Cooperatives don’t appeal much to large investors because they have lower capital incentives. Although it may be attractive to smaller investors, large players will not be interested in the cooperative model because they know that a greater share does not equal greater contributions. A cooperative is less likely to be approved for loans from banks and other financial institutions. The cooperative model is ideal for people with low start-up costs.
2. Longer Decision-Making Process
Because of the centralization power, traditional businesses can respond quickly to problems as they grow. However, a cooperative model requires members to participate in the decision-making process. This can make it more time-consuming. Cooperatives may not work in situations where quick decisions are required. Because many people are in control and have authority, resolutions can take time.
3. Manufacture incompetent
Because of their limited resources, most cooperative societies are unable to hire professional managers. Because it cannot afford higher salaries, cooperatives are less likely to attract skilled workers to manage its affairs. Ineffective management and organization are the main reasons that many co-op businesses fail.
4. Insufficient interest
For business success to be achieved, it takes sustained effort over a long period of time. Many cooperatives find this difficult because they lack motivation to make a profit. Many cooperatives end up inactive.
Creating a Cooperative
It is crucial to understand the bigger picture before you start a cooperative. These are the steps that will help you get a realistic understanding of the process and how to maintain it.
1. Initiate a steering group
A group of people must be chosen to represent the potential members of the cooperative. Identify your core values and mission. Create a plan and a timeline for research and development of the organization. To test the interest level in the co-op concept, coordinate a meeting with potential members.
2. Do a feasibility study
Consider the key opportunities and the obstacles that could make or break the creation of your organization. You should also consider the common challenges such as market issues, operating expenses and financing availability. Sometimes, the local or state governments can provide technical and financial assistance for a feasibility study.
3. Draft Articles of Incorporation & Bylaws

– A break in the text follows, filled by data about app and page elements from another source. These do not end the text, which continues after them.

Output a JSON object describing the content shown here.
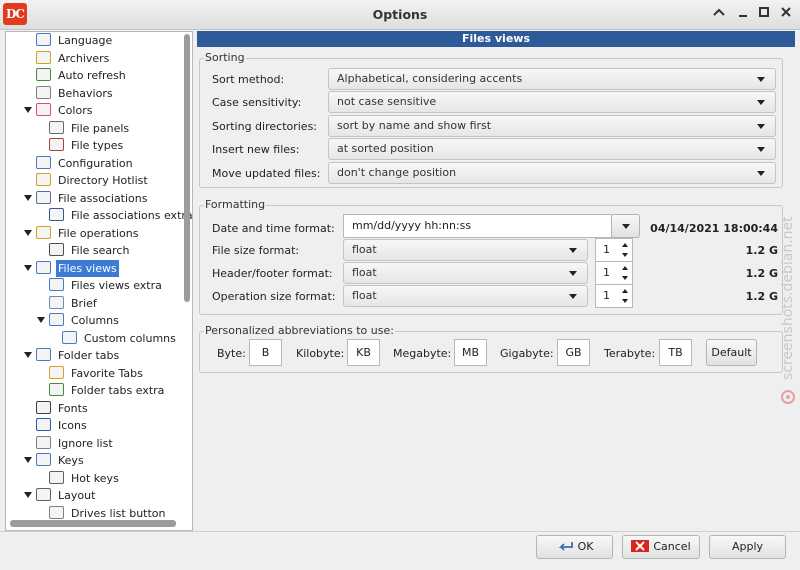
{
  "window": {
    "title": "Options"
  },
  "tree": {
    "items": [
      {
        "label": "Language",
        "icon": "language-icon",
        "level": 0
      },
      {
        "label": "Archivers",
        "icon": "archive-icon",
        "level": 0
      },
      {
        "label": "Auto refresh",
        "icon": "refresh-icon",
        "level": 0
      },
      {
        "label": "Behaviors",
        "icon": "behaviors-icon",
        "level": 0
      },
      {
        "label": "Colors",
        "icon": "color-wheel-icon",
        "level": 0,
        "expanded": true
      },
      {
        "label": "File panels",
        "icon": "file-panels-icon",
        "level": 1
      },
      {
        "label": "File types",
        "icon": "file-types-icon",
        "level": 1
      },
      {
        "label": "Configuration",
        "icon": "configuration-icon",
        "level": 0
      },
      {
        "label": "Directory Hotlist",
        "icon": "folder-star-icon",
        "level": 0
      },
      {
        "label": "File associations",
        "icon": "file-associations-icon",
        "level": 0,
        "expanded": true
      },
      {
        "label": "File associations extra",
        "icon": "file-associations-extra-icon",
        "level": 1
      },
      {
        "label": "File operations",
        "icon": "file-operations-icon",
        "level": 0,
        "expanded": true
      },
      {
        "label": "File search",
        "icon": "binoculars-icon",
        "level": 1
      },
      {
        "label": "Files views",
        "icon": "files-views-icon",
        "level": 0,
        "expanded": true,
        "selected": true
      },
      {
        "label": "Files views extra",
        "icon": "files-views-extra-icon",
        "level": 1
      },
      {
        "label": "Brief",
        "icon": "brief-view-icon",
        "level": 1
      },
      {
        "label": "Columns",
        "icon": "columns-view-icon",
        "level": 1,
        "expanded": true
      },
      {
        "label": "Custom columns",
        "icon": "custom-columns-icon",
        "level": 2
      },
      {
        "label": "Folder tabs",
        "icon": "folder-tabs-icon",
        "level": 0,
        "expanded": true
      },
      {
        "label": "Favorite Tabs",
        "icon": "favorite-tabs-icon",
        "level": 1
      },
      {
        "label": "Folder tabs extra",
        "icon": "folder-tabs-extra-icon",
        "level": 1
      },
      {
        "label": "Fonts",
        "icon": "fonts-icon",
        "level": 0
      },
      {
        "label": "Icons",
        "icon": "icons-icon",
        "level": 0
      },
      {
        "label": "Ignore list",
        "icon": "ignore-list-icon",
        "level": 0
      },
      {
        "label": "Keys",
        "icon": "keys-icon",
        "level": 0,
        "expanded": true
      },
      {
        "label": "Hot keys",
        "icon": "hot-keys-icon",
        "level": 1
      },
      {
        "label": "Layout",
        "icon": "layout-icon",
        "level": 0,
        "expanded": true
      },
      {
        "label": "Drives list button",
        "icon": "drives-list-icon",
        "level": 1
      }
    ]
  },
  "panel": {
    "header": "Files views",
    "sorting": {
      "title": "Sorting",
      "rows": [
        {
          "label": "Sort method:",
          "value": "Alphabetical, considering accents"
        },
        {
          "label": "Case sensitivity:",
          "value": "not case sensitive"
        },
        {
          "label": "Sorting directories:",
          "value": "sort by name and show first"
        },
        {
          "label": "Insert new files:",
          "value": "at sorted position"
        },
        {
          "label": "Move updated files:",
          "value": "don't change position"
        }
      ]
    },
    "formatting": {
      "title": "Formatting",
      "datetime": {
        "label": "Date and time format:",
        "value": "mm/dd/yyyy hh:nn:ss",
        "sample": "04/14/2021 18:00:44"
      },
      "rows": [
        {
          "label": "File size format:",
          "value": "float",
          "spin": "1",
          "sample": "1.2 G"
        },
        {
          "label": "Header/footer format:",
          "value": "float",
          "spin": "1",
          "sample": "1.2 G"
        },
        {
          "label": "Operation size format:",
          "value": "float",
          "spin": "1",
          "sample": "1.2 G"
        }
      ]
    },
    "abbreviations": {
      "title": "Personalized abbreviations to use:",
      "fields": [
        {
          "label": "Byte:",
          "value": "B"
        },
        {
          "label": "Kilobyte:",
          "value": "KB"
        },
        {
          "label": "Megabyte:",
          "value": "MB"
        },
        {
          "label": "Gigabyte:",
          "value": "GB"
        },
        {
          "label": "Terabyte:",
          "value": "TB"
        }
      ],
      "default_label": "Default"
    }
  },
  "buttons": {
    "ok": "OK",
    "cancel": "Cancel",
    "apply": "Apply"
  },
  "watermark": "screenshots.debian.net"
}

All cooperatives must be incorporated under the applicable state statute. To draft or review the articles and bylaws, you should consult a lawyer. Be specific about the type and scope of your organization’s business. You can begin your cooperative with very basic bylaws, and then refine them once you have developed the business plan.
4. Make a business plan, and get more members.
Prepare a detailed business planning which will serve as a blueprint to the development and first operation of the organization, as well as supporting documentation for investors, financial institutions, and members.
A business plan typically includes an executive summary, description, market analysis, product research, development and marketing plan, organizational structure and financial data.
5. Secure financing
No matter what your cooperative’s goals are and who the members may be, you will need money to enable the business to grow and function. There are many sources of cash to provide this cash injection. Most members will invest their own money. A lot of cooperatives can apply for business loans, while others may be eligible to receive start-up grants.
There are many factors that affect the amount of capital required to get started. In the business plan, you should include the amount and type of financing required by the co-op as well as the means to obtain it.
If necessary, set up an office. Open the doors to provide goods and services according to members’ needs. You should now have a functioning business.
A cooperative is a flexible option for starting new businesses. You can set it up by consumers, employees, residents, and other organizations. There are many models available for this purpose, so it is important to explore all options and find the one that best suits your needs.
Are you unsure if this is the right model for your business? For more information about the best structure options, see our guide.